As pointed out by People, the coupon page breaks deals down by categories, like electronics, home & kitchen, and groceries (the coupons even work with SNAP benefits). Since most of the deals revolve around the essentials, it's easy to stock up on items like Cottonelle toilet paper, Tide Pods, Cascade dishwasher detergent, and a 50 pack of surgical masks whenever you're running low.

But the low prices don't just stop at necessities. If you’re looking for the best deal on headphones, all you have to do is go to the electronics coupon page and it will bring up a deal on these COWIN E7 PRO noise-canceling headphones, which are now $80, thanks to a $10 coupon you could have missed.

Alternatively, if you are looking for deals on specific brands, you can search for their coupons from the page. So if you've had your eye on the Homall S-Racer gaming chair, you’ll find there's currently a coupon that saves you 5 percent, thanks to a simple search.

To discover all the deals you have been missing out on, head over to the Amazon Coupons page.

Sign Up Today: Get exclusive deals, product news, reviews, and more with the Mental Floss Smart Shopping newsletter!

Why Do We Have Daylight Saving Time?

Patrick Daxenbichler/iStock via Getty Images
Patrick Daxenbichler/iStock via Getty Images

As you drag your time-confused body out of bed at what seems like a shockingly late hour next week, you might find yourself wondering why on Earth we even have Daylight Saving Time.

Though Benjamin Franklin was mostly joking when he suggested it as a money-saving tactic in a satirical essay from 1784, others who later proposed the idea were totally serious. In 1895, entomologist George Vernon Hudson pitched it to the Royal Society in New Zealand as a way to prolong daylight for bug-hunting purposes, and William Willett spent the early 1900s lobbying British Parliament to adopt an 80-minute time jump in April; neither man was successful.

During World War I, however, the need to conserve energy—which, at the time, chiefly came from coal—increased, and Germany was the first to give Daylight Saving Time the green light in 1916. Britain and other European countries quickly followed suit, and the U.S. entered the game in 1918. The practice was dropped almost everywhere after the war, but it was widely resurrected just a few decades later during World War II.

After that war ended, the U.S. abandoned DST yet again—sort of. Without any official legislation, the country devolved into a jumble of conflicting practices.

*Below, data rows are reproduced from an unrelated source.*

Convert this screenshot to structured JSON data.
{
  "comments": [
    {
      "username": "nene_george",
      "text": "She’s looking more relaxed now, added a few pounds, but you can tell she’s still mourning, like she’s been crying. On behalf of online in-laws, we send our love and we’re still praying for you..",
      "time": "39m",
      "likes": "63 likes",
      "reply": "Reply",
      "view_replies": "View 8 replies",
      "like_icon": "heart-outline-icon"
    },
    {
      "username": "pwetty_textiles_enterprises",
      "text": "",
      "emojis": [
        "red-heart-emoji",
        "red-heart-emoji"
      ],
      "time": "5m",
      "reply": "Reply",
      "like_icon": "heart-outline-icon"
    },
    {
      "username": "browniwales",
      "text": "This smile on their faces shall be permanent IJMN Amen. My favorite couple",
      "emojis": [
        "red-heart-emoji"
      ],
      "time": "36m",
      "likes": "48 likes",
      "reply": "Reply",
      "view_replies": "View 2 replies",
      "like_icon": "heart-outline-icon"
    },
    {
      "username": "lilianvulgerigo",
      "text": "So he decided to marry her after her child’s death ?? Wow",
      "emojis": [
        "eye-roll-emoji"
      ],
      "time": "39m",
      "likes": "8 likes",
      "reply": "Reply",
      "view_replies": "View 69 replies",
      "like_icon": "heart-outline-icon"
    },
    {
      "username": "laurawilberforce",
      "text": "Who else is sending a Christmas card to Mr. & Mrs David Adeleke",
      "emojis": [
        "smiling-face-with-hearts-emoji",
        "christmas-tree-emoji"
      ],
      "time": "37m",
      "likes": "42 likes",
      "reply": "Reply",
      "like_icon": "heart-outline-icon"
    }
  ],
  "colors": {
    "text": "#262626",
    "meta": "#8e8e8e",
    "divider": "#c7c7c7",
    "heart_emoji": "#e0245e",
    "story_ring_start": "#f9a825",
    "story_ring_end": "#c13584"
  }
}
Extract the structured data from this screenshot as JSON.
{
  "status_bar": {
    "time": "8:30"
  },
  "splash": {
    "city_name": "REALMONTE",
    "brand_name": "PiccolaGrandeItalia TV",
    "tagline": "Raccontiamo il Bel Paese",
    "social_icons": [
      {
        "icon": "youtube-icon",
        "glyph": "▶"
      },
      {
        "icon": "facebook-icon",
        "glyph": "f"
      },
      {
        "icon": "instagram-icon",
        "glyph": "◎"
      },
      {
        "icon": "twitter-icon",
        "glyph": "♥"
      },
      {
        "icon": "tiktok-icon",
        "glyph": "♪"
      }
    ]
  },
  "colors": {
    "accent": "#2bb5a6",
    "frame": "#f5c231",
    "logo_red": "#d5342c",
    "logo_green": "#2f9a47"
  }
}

According to History.com, Iowa had 23 different pairs of start and end dates for DST in 1965, while other areas of the country didn’t observe DST at all.

In 1966, Congress put an end to the chaos by passing the Uniform Time Act, which specified that DST would begin at 2:00 a.m. on the last Sunday in April, and end at the same time on the last Sunday in October. (The Energy Policy Act of 2005 extended DST by shifting these dates to the second Sunday in March and the first Sunday in November.) It didn’t require that all states and territories actually observe DST, and some of them didn’t—Arizona and Hawaii still don’t.

Throughout its long, lurching history, the supposed merits of Daylight Saving Time have always been about cutting down on electricity usage and conserving energy in general. But, as Live Science reports, experts disagree on whether this actually works. Some studies suggest that while the extra daylight hour might decrease lighting-related electricity use, it also means people could be keeping their air conditioners running for long enough that it increases the overall usage of electricity.

If your extended night’s sleep seems to have left you with a little extra time on your hands, see how DST affects your part of the country here.

Have you got a Big Question you'd like us to answer? If so, let us know by emailing us at bigquestions@mentalfloss.com.